There were two people who I seriously went after, good money and equity, for this COO role that I still believe would have been great and might have Digital Bond as a 100+ premier OT security consulting practice today. One was an immediate no and the other was a yes … until a counter-offer came way over the top of my offer. 

It’s not a great revelation that getting the right leadership team in place is required for growth over a 10 or 15 person firm. I should have made this a higher priority and even taken a chance with someone I wasn’t 100% comfortable with.

Too Much Government Money

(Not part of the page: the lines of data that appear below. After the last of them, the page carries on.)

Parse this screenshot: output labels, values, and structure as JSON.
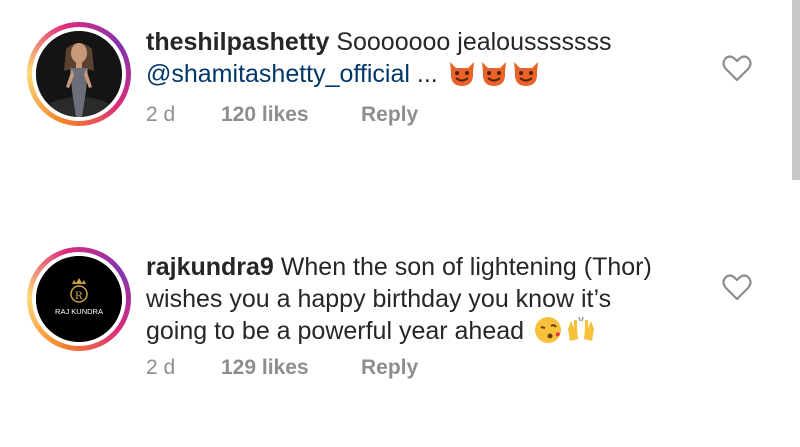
{
  "comments": [
    {
      "username": "theshilpashetty",
      "text": " Sooooooo jealousssssss",
      "mention": "@shamitashetty_official",
      "trailing": " ...",
      "emojis": [
        "devil-face",
        "devil-face",
        "devil-face"
      ],
      "time": "2 d",
      "likes": "120 likes",
      "reply": "Reply"
    },
    {
      "username": "rajkundra9",
      "text_line1": " When the son of lightening (Thor)",
      "text_line2": "wishes you a happy birthday you know it’s",
      "text_line3": "going to be a powerful year ahead ",
      "emojis": [
        "kiss-face",
        "raising-hands"
      ],
      "avatar_text": "RAJ KUNDRA",
      "avatar_letter": "R",
      "time": "2 d",
      "likes": "129 likes",
      "reply": "Reply"
    }
  ],
  "colors": {
    "text": "#262626",
    "mention": "#00376b",
    "meta": "#8e8e8e"
  }
}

In 2007 – 2008 we were cranking on the research front with government funding for our Bandolier (ICS Security Audit), Portaledge (ICS SIEM), and QuickDraw (ICS IDS signatures and preprocessors). The team was great, the best ever assembled in private industry to that time, and probably until Dragos in 2017. The projects had a lot of buzz. The USG was very happy, highlighting the projects in congressional testimony, and ready to approve the next and much larger round of funding … and then the 2008 financial crisis hit.

The Recovery Act was passed which meant even more money. Great! Right? Nope. The USG procurement had to spend $787B very quickly. Our 7 figure contract was tiny and got set aside because the priority was getting large dollars into the economy (lots of smart meter projects). Don’t worry, it’s just a delay. Your project has all the approvals. The problem is paying salary for a team of 10 talented people is a big hit on the wallet. A few moved over to consulting projects we were able to get on short notice. The rest were told to go look for another job while we kept them on the payroll. More “how are we going to make payroll” sleepless nights.

They were all talented and quickly found other work. I didn’t need to fire anyone, and all made more money. Still some took jobs they liked less than what they had at Digital Bond and their previous employer.

Freelancer Not An Entrepreneur

This was a major blow, and at least the fourth time an approach to the company fell on its face. I gave up. Not on the company, on trying to grow the company. I never had trouble finding an interesting and profitable project to work on and was really enjoying learning about the physical processes and key mission metrics of the various sectors using OT. I decided for the next year I would not try to grow Digital Bond. Just do projects, enjoy the work, and make money.

What a surprise. It worked. A profitable and enjoyable year. And then another. And then another.

Seth Godin has a riff about the difference between a freelancer and entrepreneur. I wish I had heard this years earlier. It likely woudn’t have made a difference because I came up in the late 90’s entrepreneurial mania. Even after this epiphany I fell for the entrepreneurial bug a few times. It is enticing the idea of growing something big and cashing out. I’m not a good entrepreneur, and I’m a damn good freelancer. 

Too Long To Realize S4 Isn’t A Hobby

We started S4 in 2007. There were about 40 people in one room for two days. While the early years had some difficult twists, such as a softcover Proceedings book and live streaming / virtual attendees way back then, it was not too much work to put on. It grew into the hundreds of people. We tried S4 in Europe and Japan. It all was run as a time available side project. It helped grow the personal brand of the Digital Bond team and led to some consulting work.

In 2014 we finally hired some help, but still struggled on with an in between consulting gigs approach until in 2017 I realized I either need to treat it as my main project, make it smaller, or stop holding it. S4 has always been my favorite activity because it exposed me to the bleeding edge ideas from the best in world talent. It was a creative outlet. 

Since 2017, S4 has been my main focus, taking at least 2/3rds of my time. I believe it shows in how the size and quality of the event has grown. People were telling me to do this much earlier, but for some reason I stubbornly refused to give it the time until I was forced to make a decision.


Those are some of the failures and lessons learned, and this article could be 10x as long. There is a lot I’m proud of over the 25 years, and I’ll write about some of that next week.